May 24, 2005 (CIDRAP News) – Member countries of the World Health Organization (WHO) yesterday approved the first major revision of the WHO’s rules to prevent the international spread of diseases in decades.The new version of the International Health Regulations reflects lessons learned over the past 30 years and especially the world’s experience with SARS (severe acute respiratory syndrome) in 2003 and avian influenza in the past 2 years, the WHO said yesterday.”The new regulations bring disease control into the twenty-first century,” Dr Anarfi Asamoa-Baah, WHO assistant director-general in charge of communicable diseases, stated in a WHO news release. “With this framework, we can now support the work of countries in controlling outbreaks more effectively.
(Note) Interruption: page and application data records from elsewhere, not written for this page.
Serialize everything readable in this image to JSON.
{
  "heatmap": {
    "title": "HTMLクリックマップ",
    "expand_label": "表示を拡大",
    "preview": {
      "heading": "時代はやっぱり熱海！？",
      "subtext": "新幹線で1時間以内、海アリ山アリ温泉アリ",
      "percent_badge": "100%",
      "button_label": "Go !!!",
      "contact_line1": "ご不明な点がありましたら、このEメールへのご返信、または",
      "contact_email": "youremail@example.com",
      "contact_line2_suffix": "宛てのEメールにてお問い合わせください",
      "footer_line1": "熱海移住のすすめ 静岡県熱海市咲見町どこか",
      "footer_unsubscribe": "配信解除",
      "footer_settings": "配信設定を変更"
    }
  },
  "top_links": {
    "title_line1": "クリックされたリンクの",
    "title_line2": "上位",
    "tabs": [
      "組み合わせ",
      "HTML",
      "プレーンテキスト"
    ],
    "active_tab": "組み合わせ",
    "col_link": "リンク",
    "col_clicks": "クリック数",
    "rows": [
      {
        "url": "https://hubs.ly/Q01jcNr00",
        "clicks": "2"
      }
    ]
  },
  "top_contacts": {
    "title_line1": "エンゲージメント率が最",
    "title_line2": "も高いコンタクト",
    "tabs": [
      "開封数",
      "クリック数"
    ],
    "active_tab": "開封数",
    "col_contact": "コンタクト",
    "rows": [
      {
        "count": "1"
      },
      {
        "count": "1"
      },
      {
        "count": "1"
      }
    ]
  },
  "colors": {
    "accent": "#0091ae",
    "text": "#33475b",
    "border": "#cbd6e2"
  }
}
The regulations provide WHO with new, clearly defined roles and responsibilities as we help countries to respond to disease outbreaks.”The new regulations, which take effect 2 years from now, were approved by the World Health Assembly yesterday in Geneva. The rules require member countries to have or develop specific capabilities to identify and respond to public health emergencies of international concern and to take routine preventive measures at ports, airports, and border stations.”Every country already has some of these capacities but almost no country has a perfect system,” said Dr Max Hardiman of WHO, who coordinated the revision of the regulations. “The new regulations set clear standards and will help countries to identify where their disease surveillance and response must improve.”The WHO originally adopted what were then called the International Sanitary Regulations in 1951; they were renamed in 1969 and modified in 1973 and 1981. The rules were originally designed to help monitor and control six serious infectious diseases: cholera, plague, yellow fever, smallpox, relapsing fever, and typhus.”The new rules will govern a broader range of public health emergencies of international concern, including emerging diseases,” the WHO said.The rules include a list of diseases that must be reported to the WHO, such as smallpox, polio, and SARS, along with guidelines to help countries decide whether other outbreaks or threats are of international concern. Under the existing regulations, only cholera, plague, and yellow fever must be reported to the WHO.The regulations also address the “natural occurrence, accidental release or deliberate use of biological and chemical agents or radionuclear material,” according to an Agence France-Presse (AFP) report published yesterday.WHO officials have said the revised rules largely reflect existing informal procedures that have been developed in recent years, the AFP report said.Dr Guenael Rodier, WHO director of communicable disease surveillance and response, commented in the news release, “The existing regulations were written for a very different world from the one we live in today. Air travel was a luxury and the movement of goods and people around the world was relatively slow. Today, travel and trade have expanded far beyond what was envisaged under the original regulations. The new rules respond to a globalized, 24-hour world in which a disease outbreak in one country can rapidly move around the world.”The revision of the regulations has taken several years and “an enormous amount of work” by all 192 member countries of the WHO, the agency said. The project was capped by several long sessions of a working group chaired by Ambassador Mary Whelan of Ireland.See also:May 23 WHO news releasehttp://www.who.int/mediacentre/news/releases/2005/pr_wha03/en/index.htmlWHO International Health Regulations pagehttp://www.who.int/csr/ihr/en/Full text of regulations (60 pages)https://apps.who.int/gb/ebwha/pdf_files/WHA58/A58_55-en.pdf